Energy suppliers have a “window of opportunity” to address government proposals for a cap on energy prices, according to Steve Holliday, the vice president of the Energy Institute.
Mr Holliday said there was an opportunity “to come back with some serious suggestions”.
Last week’s Queen’s Speech appeared to water down commitments to a price cap.
Instead it said ministers were “considering the best way” to protect those on the poorest-value tariffs.
Before the election, the government had proposed intervening in the energy market to help millions of domestic gas and electricity customers by cutting around £100 off their energy bills.
Last year, a landmark investigation by the Competition and Markets Authority concluded that many households on standard variable tariffs were paying too much for their energy.
It calculated consumers were overpaying by up to £1.2bn a year and recommended a price cap for households using pre-payment meters.
Several large suppliers have questioned the findings. But they have come under increasing political pressure for their treatment of loyal customers on standard tariffs.
Mr Holliday, a former chief executive of National Grid, said the energy industry’s reaction to the idea of a price cap was mixed.

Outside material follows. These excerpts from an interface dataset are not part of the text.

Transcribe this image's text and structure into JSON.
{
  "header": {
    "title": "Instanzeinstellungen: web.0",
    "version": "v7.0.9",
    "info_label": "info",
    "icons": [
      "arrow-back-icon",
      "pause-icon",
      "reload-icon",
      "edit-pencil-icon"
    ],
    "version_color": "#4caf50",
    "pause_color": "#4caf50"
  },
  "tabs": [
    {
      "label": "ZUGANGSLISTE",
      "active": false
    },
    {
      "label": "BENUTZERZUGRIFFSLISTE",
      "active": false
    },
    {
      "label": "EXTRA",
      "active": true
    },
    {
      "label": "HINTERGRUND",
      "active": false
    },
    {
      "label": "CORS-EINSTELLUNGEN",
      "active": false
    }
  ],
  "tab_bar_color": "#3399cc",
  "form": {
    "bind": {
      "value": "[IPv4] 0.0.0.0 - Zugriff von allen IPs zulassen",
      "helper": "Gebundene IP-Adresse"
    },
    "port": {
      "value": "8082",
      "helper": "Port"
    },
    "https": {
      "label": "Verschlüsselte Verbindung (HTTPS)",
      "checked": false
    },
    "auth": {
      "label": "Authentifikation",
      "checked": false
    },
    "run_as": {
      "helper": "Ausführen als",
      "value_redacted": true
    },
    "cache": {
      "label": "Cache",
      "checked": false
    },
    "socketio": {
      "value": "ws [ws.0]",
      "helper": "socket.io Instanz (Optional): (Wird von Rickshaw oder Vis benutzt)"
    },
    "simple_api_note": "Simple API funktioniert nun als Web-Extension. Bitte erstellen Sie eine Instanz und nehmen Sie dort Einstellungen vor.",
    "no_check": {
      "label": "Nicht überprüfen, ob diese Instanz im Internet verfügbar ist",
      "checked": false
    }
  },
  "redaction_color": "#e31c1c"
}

He was speaking at the launch of the Energy Institute’s annual barometer, which gathers the views of industry members.
The survey, completed by 466 members across the energy sector, indicates that that some see merits in a price cap to tackle affordability and poverty.
But most respondents were against a cap. “There were lots of people identifying the negative impact on investment, decarbonisation and on competition in the supply industry” said Mr Holliday.
“When you looked across the whole of the participants here… more than half were not in favour of a price cap,” he added.
The Energy Institute’s barometer for 2017 also identified Brexit as a “material concern” to the energy sector.
Members of the institute were concerned about uncertainty around energy policy, the availability of skilled labour, future trading arrangements, energy costs, security of supply and investment.
“The stakes are high for the UK’s energy economy”, said Mr Holliday.
“Sound policy making should not be drowned out by Brexit or other political upheavals.”
A majority of those who responded to the survey want to keep most EU directives enshrined in UK law.
But a majority also want to see the UK abandon EU state aid rules and opinion is divided on British involvement in the EU emissions trading system.
As part of its Brexit plans, the government has confirmed that the UK will also leave Euratom, the European nuclear treaty covering the safety and the transport of nuclear material.
Energy professionals believe this move will negatively affect most aspects of the nuclear sector, including the cost and deliverability of new nuclear plants such as Hinkley Point C.
A majority also view President’s Trump’s decision to withdraw the US from the Paris climate Agreement as a “material concern”, although one that can overcome by action at a state and federal level.